- Use multifactor authentication whenever logging in
- Secure your email with SSL/TLS, which protects emails as you send them
- Educate employees on phishing scams and other forms of malware attacks
- Have an intrusion detection system (IDS) in place
- Log out of sensitive websites, such as online banking websites, as soon as possible so you can prevent session hijacking
If you suspect someone has sent you a fake website and an email may be a phishing attempt, do not click on any links. Only use websites with HTTPS URLs. An HTTPS connection is a secure connection.
Why VPNs Aren’t Enough to Stop MITM Attacks
Using a VPN is just one piece of a larger cybersecurity puzzle when it comes to preventing MITM attacks.
While router spoofing and phishing are common ways MITM attacks are carried out, there are countless other methods that attackers can use, including:
- DNS spoofing
- Route mangling
- Traffic tunneling
- SSL Hijacking
- SSL Stripping
- IP Spoofing
A VPN will help ensure that your law firm is running on a secure network, but it doesn’t mean you’re in the clear unless you implement other security measures.
How to Improve Wi-Fi Security to Stop MITM Attacks
If you’re looking to improve your law firm’s WiFi security to prevent MITM attacks, there are a few simple steps you can take. Some best network security practices include:
- Do not use public Wi-Fi networks
- Change the default login information on your WiFi router
- Select a strong password for your WiFi
- Select a strong password for your router
- Use WPA3 security settings
- Make sure your router software is updated to avoid vulnerabilities
Additionally, have a separate WiFi network for guests visiting your law firm. This way, potential clients don’t have easy access to the same network that your lawyers are using.
Get Help with Your Network Security and Setup
At Converged Technology Group, we offer next-generation firewalls, endpoint security, email and web security, identity management, managed detection response, and more.
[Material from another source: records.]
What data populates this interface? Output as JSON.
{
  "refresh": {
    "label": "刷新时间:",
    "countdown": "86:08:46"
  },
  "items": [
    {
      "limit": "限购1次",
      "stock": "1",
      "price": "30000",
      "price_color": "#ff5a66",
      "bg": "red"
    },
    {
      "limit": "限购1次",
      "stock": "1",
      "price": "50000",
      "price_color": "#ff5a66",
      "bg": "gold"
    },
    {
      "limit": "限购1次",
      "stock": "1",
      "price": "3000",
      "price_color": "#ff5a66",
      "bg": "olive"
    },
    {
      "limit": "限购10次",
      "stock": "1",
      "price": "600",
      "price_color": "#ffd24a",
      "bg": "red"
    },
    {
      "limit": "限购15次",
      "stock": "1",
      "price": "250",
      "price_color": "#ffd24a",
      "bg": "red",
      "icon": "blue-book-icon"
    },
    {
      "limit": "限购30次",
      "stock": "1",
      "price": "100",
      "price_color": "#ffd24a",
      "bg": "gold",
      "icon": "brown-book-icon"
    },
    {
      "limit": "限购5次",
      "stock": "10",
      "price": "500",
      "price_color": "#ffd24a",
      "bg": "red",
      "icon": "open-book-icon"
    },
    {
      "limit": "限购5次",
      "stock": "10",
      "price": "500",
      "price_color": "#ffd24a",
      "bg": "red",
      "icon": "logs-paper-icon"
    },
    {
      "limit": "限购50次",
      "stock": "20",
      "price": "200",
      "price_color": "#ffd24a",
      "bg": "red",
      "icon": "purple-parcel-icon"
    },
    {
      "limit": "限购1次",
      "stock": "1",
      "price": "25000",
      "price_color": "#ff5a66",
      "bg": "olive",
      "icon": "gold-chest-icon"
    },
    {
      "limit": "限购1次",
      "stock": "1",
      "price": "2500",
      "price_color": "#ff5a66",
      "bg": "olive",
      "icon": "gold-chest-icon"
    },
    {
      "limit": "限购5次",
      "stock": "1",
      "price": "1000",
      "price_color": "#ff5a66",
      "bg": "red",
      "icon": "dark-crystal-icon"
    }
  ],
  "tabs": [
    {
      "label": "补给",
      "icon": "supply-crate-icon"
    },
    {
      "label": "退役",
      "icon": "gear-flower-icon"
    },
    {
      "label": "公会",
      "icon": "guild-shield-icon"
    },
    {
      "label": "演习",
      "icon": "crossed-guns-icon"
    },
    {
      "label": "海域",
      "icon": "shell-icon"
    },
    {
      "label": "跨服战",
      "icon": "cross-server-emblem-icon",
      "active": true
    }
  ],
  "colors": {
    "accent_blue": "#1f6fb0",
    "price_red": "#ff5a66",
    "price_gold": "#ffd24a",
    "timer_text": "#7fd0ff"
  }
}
Our IT professionals have years of experience working with law firms in New York just like yours to help enhance their network security.
We understand the unique needs and challenges of law firms in the Manhattan and Nassau County areas. Contact us today for a free IT assessment.